President Trump is poised to relax rules affecting tailpipe emissions in millions of U.S. cars, marking one of his most forceful moves against pollution standards since taking office. The administration has decided to loosen Obama-era limits on exhaust from cars made from 2022 to 2025, according to people familiar with the decision. A draft declaration is under review at the Office of Management and Budget, and it must be made official by the end of the week.
EPA Sides With Carmaker Calls to Ease Efficiency Rules, Sources Say
The U.S. Environmental Protection Agency has concluded that a landmark Obama-era effort to cut vehicle greenhouse-gas emissions is too aggressive and agrees with automakers that the standards should be revised, according to people familiar with the matter. The agency has completed a draft decision outlining the rationale for easing fuel efficiency regulations for model-year 2022-2025 cars and light trucks, two people said. Bill Wehrum, chief of the agency’s Office of Air and Radiation, plans to meet with environmental regulators in California next week to discuss the draft decision ahead of an April 1 deadline to make it public, according to the people, who spoke on the condition of anonymity because the decision hasn’t been made public.
Automakers and Climate Science
At auto shows and on dealership floors, automakers are quick to talk about the latest green technology — electric vehicles, hybrids, even hydrogen cars. But in Washington, the industry is sending a different message.
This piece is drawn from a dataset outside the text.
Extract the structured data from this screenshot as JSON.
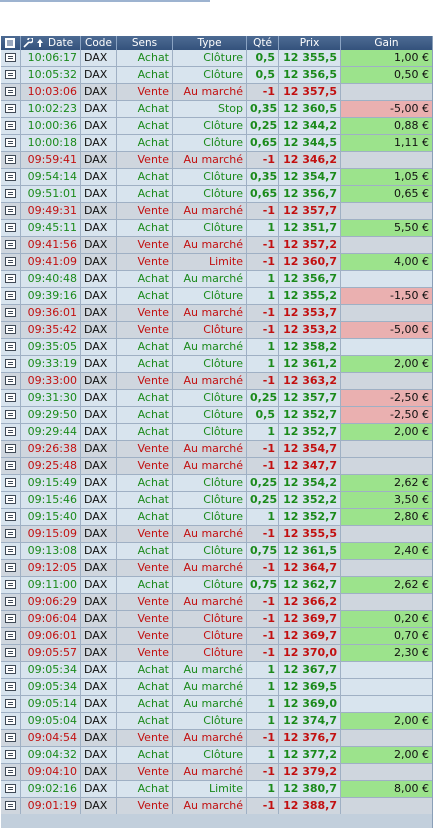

Last month, one of the largest lobbying groups argued in a regulatory filing that the basic science behind climate change is not to be trusted.
EPA Chief Signals Showdown With California on Fuel Emission Standards
The Trump administration’s chief environmental regulator signaled a coming showdown with California, warning the state won’t dictate the future of ambitious automobile fuel economy regulations enacted by the Obama administration.
"California is not the arbiter of these issues," said Environmental Protection Agency Administrator Scott Pruitt. California regulates greenhouse gas emissions at the state level, "but that shouldn’t and can’t dictate to the rest of the country what these levels are going to be."
Scientists Stand Up Against Shoddy Science on Glider Vehicles
Glider vehicles have gone from being a niche issue to a major conversation piece both here in DC and now also in Tennessee. The villains are still Environmental Protection Agency (EPA) Administrator Scott Pruitt, Fitzgerald Glider Kits, and Congresswoman Diane Black. The new heroes are the Tennessee Tech University (TTU) faculty and students. First a quick recap of the issue: Glider vehicles are new truck bodies that have old, polluting engines in them. As noted in my colleague Dave Cooke’s previous blogs, the particulate matter (PM) emissions alone from these vehicles will cause an additional 1600 premature deaths annually (assuming they make 10,000 vehicles a year). And the nitrogen oxide (NOx) emissions are 10x that of the emissions from the Volkswagen diesel cars that were outfitted with defeat devices for every year this loophole remains open.
New Data Show Electric Vehicles Continue to Get Cleaner
New data from the US EPA on power plant greenhouse gas emissions are in, and electric vehicles (EV) in the US are even cleaner than they were before. The climate change emissions created by driving on electricity depend on where you live, but on average, an EV driving on electricity in the U.S. today is equivalent to a conventional gasoline car that gets 80 MPG, up from 73 MPG in our 2017 update.
Matsui Leads 19 Energy & Commerce Colleagues in Legislation to Preserve Fuel Economy and Vehicle Emissions Standard
Today, Congresswoman Doris Matsui (D-CA-06) led 19 of her House Energy & Commerce Committee colleagues in introducing the Clean and Efficient Cars Act of 2018, which would preserve fuel economy and vehicle emissions standards that reduce greenhouse gas emissions and save drivers money at the pump.
The legislation would codify the Environmental Protection Agency (EPA) and the Department of Transportation (DOT) standards that were created in 2012 for light-duty vehicle greenhouse gas emissions and Corporate Average Fuel Economy (CAFE) for model years 2021 to 2025.
In March of 2017, the Trump Administration announced that the EPA and DOT would be revisiting those standards, despite the fact that the EPA issued a final determination in January 2017 to maintain them.
“The benefits of these standards are undeniable,” said Congresswoman Matsui. “By taking action to preserve them legislatively, we are continuing to reduce greenhouse gas emissions, protect public health, save consumers money at the pump, and promote innovation. Allowing the Trump Administration to roll back these standards would be a step backwards. We should instead be promoting policies that drive us towards a more sustainable future for all Americans.”